ALA is finding a place in the medical treatment of a number of complications, including heart attacks and strokes. It may be beneficial because it’s been shown to help protect tissues after they’ve been damaged by the low oxygen supply that’s often associated with heart attacks and strokes. And because ALA is able to attach itself to DNA, it’s also been found to lower the reproduction of the HIV-1 virus. In fact, in test-tube studies, ALA “completely inhibited activation of a gene in the AIDS virus that allows it to reproduce.”

Age essential?

ALA does not have an “essential” status because our bodies do produce small amounts. With age, however, the production of ALA within our bodies declines, and therefore, a deficiency may arise — leaving us without this vitally important nutrient. Some possible symptoms of this ALA deficiency include reduced muscle mass, brain deterioration, and increased lactic acid (resulting in muscle fatigue). Supplementing with ALA may prevent these symptoms of deficiency.

In conclusion

Put these positive benefits along side the regenerative effects of ALA on key antioxidants, such as Vitamins C and E and glutathione, and you’ll find a supplement that may be especially beneficial for anyone seeking improved health and quality of life, as well as enhanced athletic performance.



Antioxidant protection range: 20 to 50 mg per day may be sufficient.

To help control glucose: Research (with diabetics) supports that 100 to 200 mg taken with meals up to 3 times per day is sufficient.

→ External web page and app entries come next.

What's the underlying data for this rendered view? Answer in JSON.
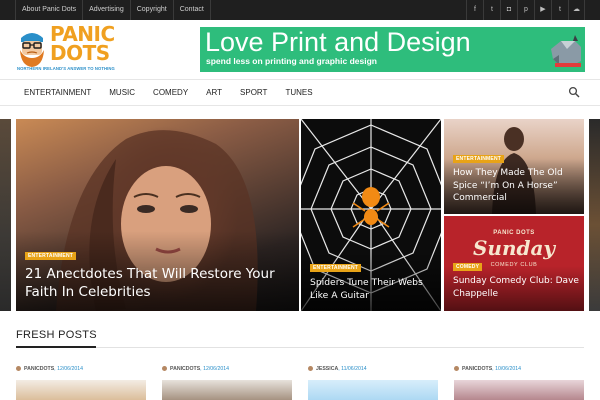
{
  "topbar": {
    "links": [
      "About Panic Dots",
      "Advertising",
      "Copyright",
      "Contact"
    ],
    "social_icons": [
      "facebook-icon",
      "twitter-icon",
      "instagram-icon",
      "pinterest-icon",
      "youtube-icon",
      "tumblr-icon",
      "soundcloud-icon"
    ],
    "social_glyphs": [
      "f",
      "t",
      "◘",
      "p",
      "▶",
      "t",
      "☁"
    ]
  },
  "logo": {
    "line1": "PANIC",
    "line2": "DOTS",
    "tagline": "NORTHERN IRELAND'S ANSWER TO NOTHING",
    "color": "#f0a020"
  },
  "banner": {
    "title": "Love Print and Design",
    "subtitle": "spend less on printing and graphic design",
    "color": "#2ebd7c"
  },
  "nav": {
    "items": [
      "ENTERTAINMENT",
      "MUSIC",
      "COMEDY",
      "ART",
      "SPORT",
      "TUNES"
    ]
  },
  "featured": [
    {
      "category": "ENTERTAINMENT",
      "title": "21 Anectdotes That Will Restore Your Faith In Celebrities"
    },
    {
      "category": "ENTERTAINMENT",
      "title": "Spiders Tune Their Webs Like A Guitar"
    },
    {
      "category": "ENTERTAINMENT",
      "title": "How They Made The Old Spice “I’m On A Horse” Commercial"
    },
    {
      "category": "COMEDY",
      "title": "Sunday Comedy Club: Dave Chappelle",
      "image_text": {
        "line1": "PANIC DOTS",
        "line2": "Sunday",
        "line3": "COMEDY CLUB"
      }
    }
  ],
  "accent_color": "#e8a317",
  "fresh_posts": {
    "heading": "FRESH POSTS",
    "items": [
      {
        "author": "PANICDOTS",
        "date": "12/06/2014"
      },
      {
        "author": "PANICDOTS",
        "date": "12/06/2014"
      },
      {
        "author": "JESSICA",
        "date": "11/06/2014"
      },
      {
        "author": "PANICDOTS",
        "date": "10/06/2014"
      }
    ]
  }
}
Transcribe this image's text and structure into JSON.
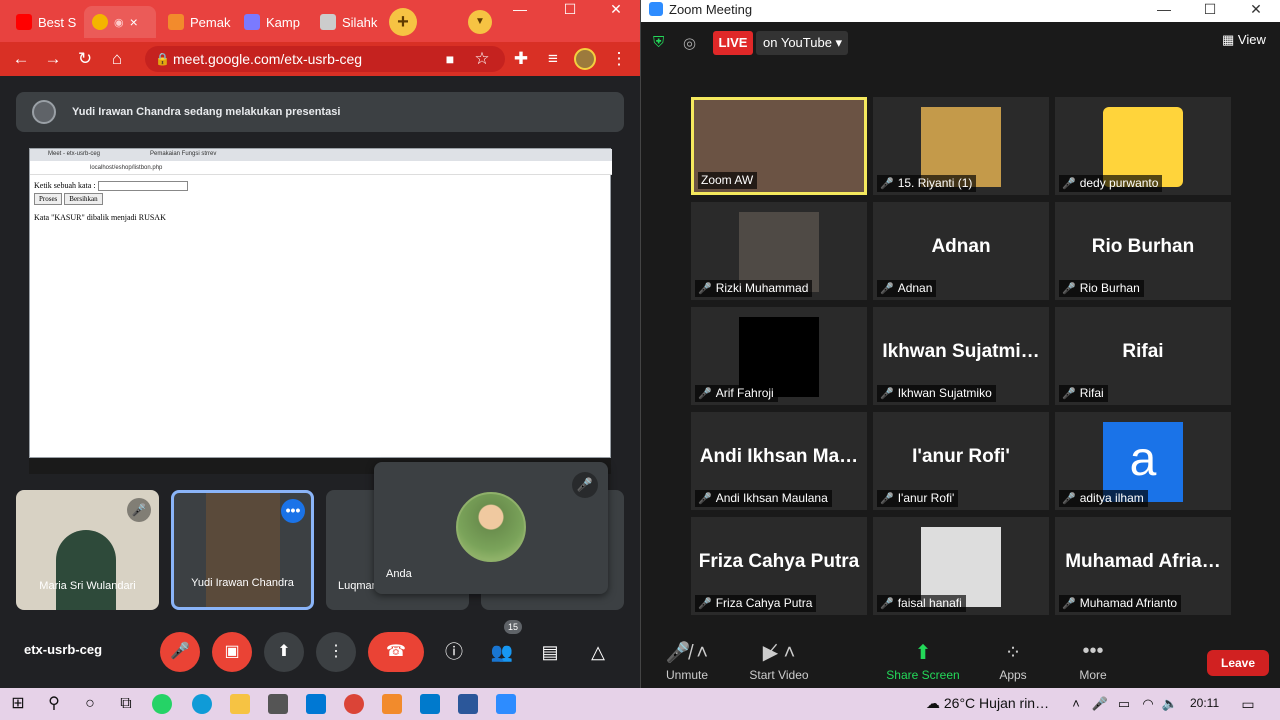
{
  "chrome": {
    "tabs": [
      {
        "label": "Best S",
        "color": "#ff0000"
      },
      {
        "label": "",
        "color": "#f4b400"
      },
      {
        "label": "Pemak",
        "color": "#f28b2c"
      },
      {
        "label": "Kamp",
        "color": "#7a7aff"
      },
      {
        "label": "Silahk",
        "color": "#cccccc"
      }
    ],
    "tab_close": "×",
    "new_tab": "+",
    "window_controls": {
      "minimize": "—",
      "maximize": "☐",
      "close": "✕"
    },
    "url": "meet.google.com/etx-usrb-ceg"
  },
  "meet": {
    "presenter_banner": "Yudi Irawan Chandra sedang melakukan presentasi",
    "shared": {
      "tab1": "Meet - etx-usrb-ceg",
      "tab2": "Pemakaian Fungsi strrev",
      "address": "localhost/eshop/listbon.php",
      "prompt": "Ketik sebuah kata :",
      "btn_process": "Proses",
      "btn_clear": "Bersihkan",
      "result": "Kata \"KASUR\" dibalik menjadi RUSAK"
    },
    "tiles": [
      {
        "name": "Maria Sri Wulandari"
      },
      {
        "name": "Yudi Irawan Chandra"
      },
      {
        "name": "Luqman"
      },
      {
        "name": ""
      }
    ],
    "self_name": "Anda",
    "meeting_code": "etx-usrb-ceg",
    "people_count": "15"
  },
  "zoom": {
    "title": "Zoom Meeting",
    "live": "LIVE",
    "live_target": "on YouTube ▾",
    "view_label": "View",
    "participants": [
      {
        "name": "Zoom AW",
        "display": "",
        "muted": false,
        "pic": "#6b5344"
      },
      {
        "name": "15. Riyanti (1)",
        "display": "",
        "muted": true,
        "pic": "#c49a4a"
      },
      {
        "name": "dedy purwanto",
        "display": "",
        "muted": true,
        "pic": "#ffd43b"
      },
      {
        "name": "Rizki Muhammad",
        "display": "",
        "muted": true,
        "pic": "#4f4a45"
      },
      {
        "name": "Adnan",
        "display": "Adnan",
        "muted": true
      },
      {
        "name": "Rio Burhan",
        "display": "Rio Burhan",
        "muted": true
      },
      {
        "name": "Arif Fahroji",
        "display": "",
        "muted": true,
        "pic": "#000000"
      },
      {
        "name": "Ikhwan Sujatmiko",
        "display": "Ikhwan  Sujatmi…",
        "muted": true
      },
      {
        "name": "Rifai",
        "display": "Rifai",
        "muted": true
      },
      {
        "name": "Andi Ikhsan Maulana",
        "display": "Andi  Ikhsan  Ma…",
        "muted": true
      },
      {
        "name": "I'anur Rofi'",
        "display": "I'anur Rofi'",
        "muted": true
      },
      {
        "name": "aditya ilham",
        "display": "",
        "muted": true,
        "pic": "#1a73e8",
        "letter": "a"
      },
      {
        "name": "Friza Cahya Putra",
        "display": "Friza Cahya Putra",
        "muted": true
      },
      {
        "name": "faisal hanafi",
        "display": "",
        "muted": true,
        "pic": "#dddddd"
      },
      {
        "name": "Muhamad Afrianto",
        "display": "Muhamad  Afria…",
        "muted": true
      }
    ],
    "buttons": {
      "unmute": "Unmute",
      "start_video": "Start Video",
      "share_screen": "Share Screen",
      "apps": "Apps",
      "more": "More",
      "leave": "Leave"
    }
  },
  "taskbar": {
    "weather": "26°C  Hujan rin…",
    "time": "20:11"
  }
}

ALA is reportedly most effective when taken at the start of a meal.

Synergists of ALA

ALA may enhance the effects of some antioxidants, such as Vitamin C, Vitamin E, and glutathione.

Because ALA may increase the “uptake” of glucose, as well as other nutrients, by muscle cells, in theory, it may aid the beneficial effects of “energy-producing” compounds such as creatine and ribose.

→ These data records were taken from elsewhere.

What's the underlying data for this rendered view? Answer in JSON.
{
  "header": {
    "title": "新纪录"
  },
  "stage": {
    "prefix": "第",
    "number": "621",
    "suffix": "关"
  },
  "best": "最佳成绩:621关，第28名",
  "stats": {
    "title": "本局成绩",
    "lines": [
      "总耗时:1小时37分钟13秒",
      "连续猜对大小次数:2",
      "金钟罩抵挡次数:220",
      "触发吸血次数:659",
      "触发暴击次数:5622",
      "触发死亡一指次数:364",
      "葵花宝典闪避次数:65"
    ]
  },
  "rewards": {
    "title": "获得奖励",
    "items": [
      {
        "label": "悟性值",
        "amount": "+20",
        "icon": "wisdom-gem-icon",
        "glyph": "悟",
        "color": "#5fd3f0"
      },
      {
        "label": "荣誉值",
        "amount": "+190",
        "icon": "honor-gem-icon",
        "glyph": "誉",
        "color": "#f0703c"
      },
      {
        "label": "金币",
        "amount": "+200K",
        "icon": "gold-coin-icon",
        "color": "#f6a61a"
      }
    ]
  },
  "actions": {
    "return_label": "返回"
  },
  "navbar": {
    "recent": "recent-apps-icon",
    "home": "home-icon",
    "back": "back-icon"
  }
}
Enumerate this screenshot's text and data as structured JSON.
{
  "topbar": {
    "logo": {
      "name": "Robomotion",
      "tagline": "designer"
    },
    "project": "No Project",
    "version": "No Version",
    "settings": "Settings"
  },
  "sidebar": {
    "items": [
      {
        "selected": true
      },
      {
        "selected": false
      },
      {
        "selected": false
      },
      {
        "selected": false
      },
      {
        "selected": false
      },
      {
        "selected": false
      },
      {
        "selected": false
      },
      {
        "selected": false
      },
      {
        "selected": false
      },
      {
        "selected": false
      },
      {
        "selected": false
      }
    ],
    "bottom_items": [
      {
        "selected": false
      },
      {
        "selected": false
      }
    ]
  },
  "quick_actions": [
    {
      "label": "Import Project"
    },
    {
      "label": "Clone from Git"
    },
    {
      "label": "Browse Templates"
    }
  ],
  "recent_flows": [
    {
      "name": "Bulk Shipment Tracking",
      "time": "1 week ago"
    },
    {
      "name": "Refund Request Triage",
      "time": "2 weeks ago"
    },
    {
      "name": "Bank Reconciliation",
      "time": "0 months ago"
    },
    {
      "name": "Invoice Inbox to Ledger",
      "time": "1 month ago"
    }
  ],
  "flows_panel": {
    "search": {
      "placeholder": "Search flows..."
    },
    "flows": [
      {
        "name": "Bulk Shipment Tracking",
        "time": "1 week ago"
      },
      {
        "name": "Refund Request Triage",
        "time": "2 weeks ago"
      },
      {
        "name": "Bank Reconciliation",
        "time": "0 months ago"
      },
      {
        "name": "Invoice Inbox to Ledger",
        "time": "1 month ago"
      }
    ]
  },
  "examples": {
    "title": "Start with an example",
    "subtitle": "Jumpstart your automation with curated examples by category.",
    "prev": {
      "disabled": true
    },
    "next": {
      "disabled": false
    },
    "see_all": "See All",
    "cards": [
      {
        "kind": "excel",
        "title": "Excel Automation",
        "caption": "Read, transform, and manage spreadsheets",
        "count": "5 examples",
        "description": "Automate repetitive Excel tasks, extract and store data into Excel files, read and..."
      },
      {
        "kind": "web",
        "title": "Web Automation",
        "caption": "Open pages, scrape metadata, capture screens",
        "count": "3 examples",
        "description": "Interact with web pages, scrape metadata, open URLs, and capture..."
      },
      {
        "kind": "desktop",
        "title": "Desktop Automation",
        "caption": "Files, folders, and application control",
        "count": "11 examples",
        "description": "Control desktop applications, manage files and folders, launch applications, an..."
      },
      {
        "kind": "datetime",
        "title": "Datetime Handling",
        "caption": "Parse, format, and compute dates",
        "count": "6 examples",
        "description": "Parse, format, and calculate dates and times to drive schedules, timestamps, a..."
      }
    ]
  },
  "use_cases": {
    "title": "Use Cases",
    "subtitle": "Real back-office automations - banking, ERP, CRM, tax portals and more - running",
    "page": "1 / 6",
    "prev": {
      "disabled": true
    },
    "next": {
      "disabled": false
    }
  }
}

Safety of ALA

Diabetics should consult a physician for assistance prior to adding ALA to their supplement program.

If you are pregnant or lactating, ALA is not recommended.

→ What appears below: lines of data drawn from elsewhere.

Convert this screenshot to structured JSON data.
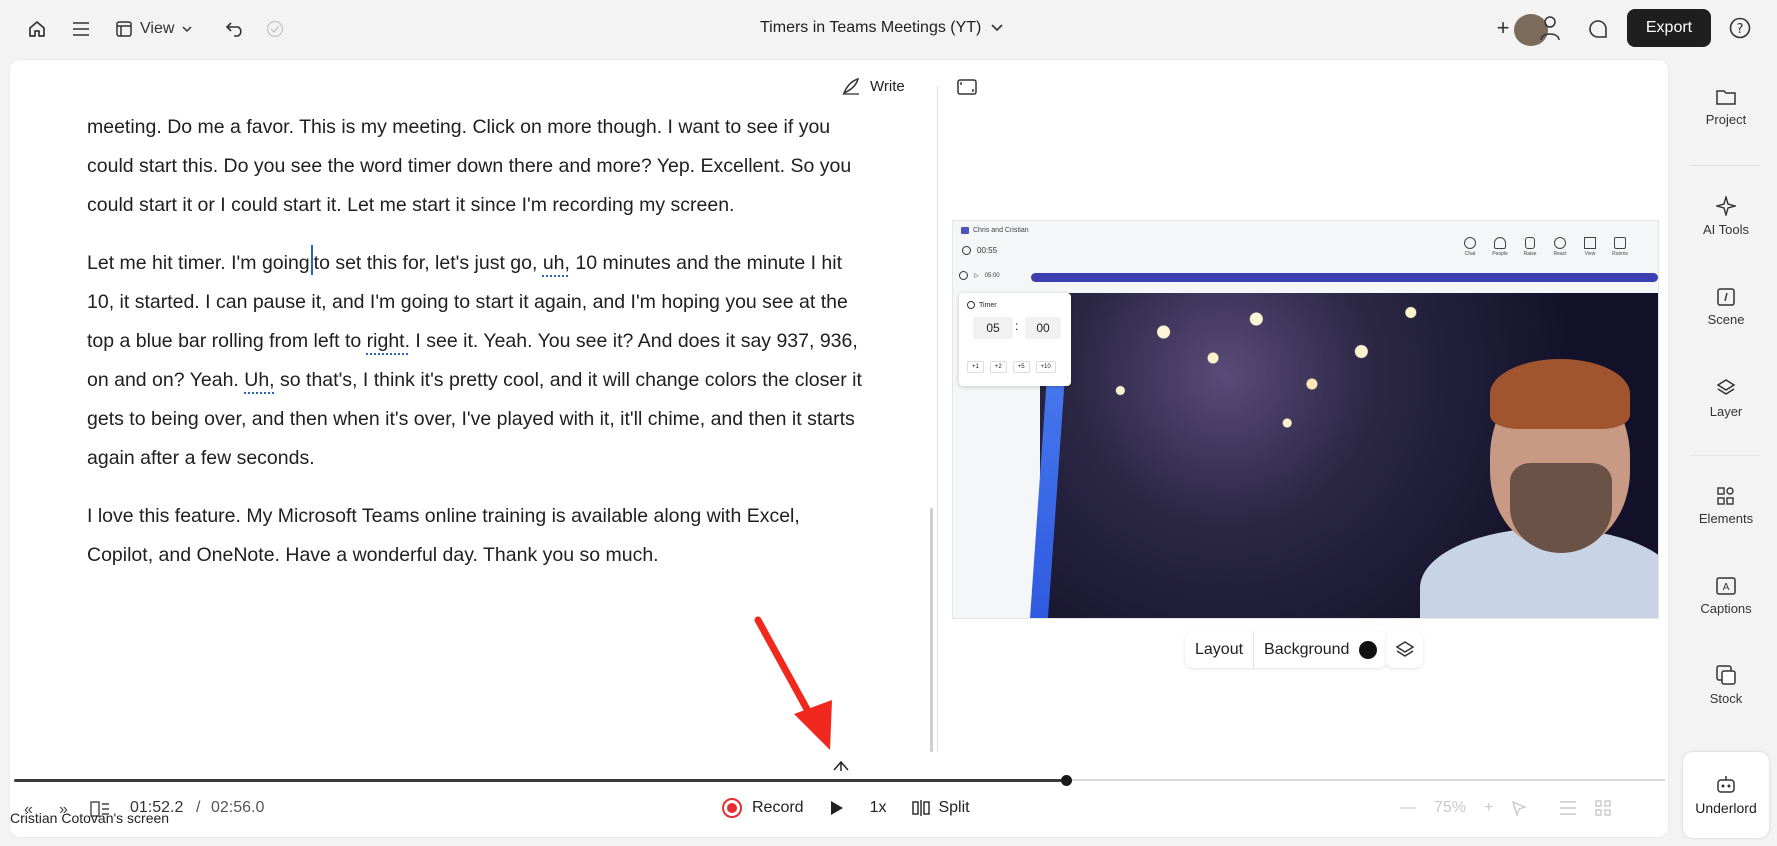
{
  "topbar": {
    "view_label": "View",
    "title": "Timers in Teams Meetings (YT)",
    "export_label": "Export"
  },
  "editor": {
    "write_label": "Write",
    "paragraphs": [
      "meeting. Do me a favor. This is my meeting. Click on more though. I want to see if you could start this. Do you see the word timer down there and more? Yep. Excellent. So you could start it or I could start it. Let me start it since I'm recording my screen.",
      "I love this feature. My Microsoft Teams online training is available along with Excel, Copilot, and OneNote. Have a wonderful day. Thank you so much."
    ],
    "p2": {
      "a": "Let me hit timer. I'm going",
      "b": "to set this for, let's just go, ",
      "uh1": "uh,",
      "c": " 10 minutes and the minute I hit 10, it started. I can pause it, and I'm going to start it again, and I'm hoping you see at the top a blue bar rolling from left to ",
      "right": "right.",
      "d": " I see it. Yeah. You see it? And does it say 937, 936, on and on? Yeah. ",
      "uh2": "Uh,",
      "e": " so that's, I think it's pretty cool, and it will change colors the closer it gets to being over, and then when it's over, I've played with it, it'll chime, and then it starts again after a few seconds."
    }
  },
  "video": {
    "meeting_title": "Chris and Cristian",
    "elapsed": "00:55",
    "timer_total": "05:00",
    "toolbar_items": [
      "Chat",
      "People",
      "Raise",
      "React",
      "View",
      "Rooms"
    ],
    "people_count": "2",
    "timer_card": {
      "title": "Timer",
      "minutes": "05",
      "seconds": "00",
      "increments": [
        "+1",
        "+2",
        "+5",
        "+10"
      ]
    }
  },
  "scene_controls": {
    "layout_label": "Layout",
    "background_label": "Background",
    "background_color": "#111111"
  },
  "rail": {
    "items": [
      "Project",
      "AI Tools",
      "Scene",
      "Layer",
      "Elements",
      "Captions",
      "Stock"
    ],
    "underlord_label": "Underlord"
  },
  "playback": {
    "current_time": "01:52.2",
    "separator": "/",
    "total_time": "02:56.0",
    "record_label": "Record",
    "speed_label": "1x",
    "split_label": "Split",
    "zoom_label": "75%",
    "progress": 0.64,
    "screen_caption": "Cristian Cotovan's screen"
  },
  "colors": {
    "accent_red": "#e03030",
    "timer_bar": "#3b3fb1",
    "export_bg": "#1f1f1f"
  }
}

ALA is best used as a part of complete nutritional program — low blood sugar can result from inadequate food intake and may be further enhanced by ALA. Low blood sugar may make you feel sluggish, tired, and even anxious.

High amounts should not be given to those suspected of having a thiamin deficiency. (You might consider giving them some thiamin though!)

Toxicity of ALA

Very low.

Bans and restrictions

None reported.


  • Bustamante, J., et al., “Alpha-Lipoic Acid in Liver Metabolism and Disease,” Free Radic Biol Med 24.6 (1998) : 1023-39.
  • Henriksen, E.J., et al., “Stimulation by Alpha-Lipoic Acid of Glucose Transport Activity in Skeletal Muscle of Lean and Obese Zucker Rats,” Life Sci 61.8 (1997) : 805-12.
  • Khanna, S., et al., “Alpha-Lipoic Acid Supplementation: Tissue Glutathione Homeostasis at Rest and After Exercise,” J Appl Physiol 86.4 (1999) : 1191-6.
  • Nichols, T.W., Jr., “Alpha-Lipoic Acid: Biological Effects and Clinical Implications,” Alt Med Rev 2.3 (1997) : 177-83.
  • Ziegler, D., and Gries, F.A., “Alpha-Lipoic Acid in the Treatment of Diabetic Peripheral and Cardiac Autonomic Neuropathy,” Diabetes 46 Suppl 2 (1997) : S62-6.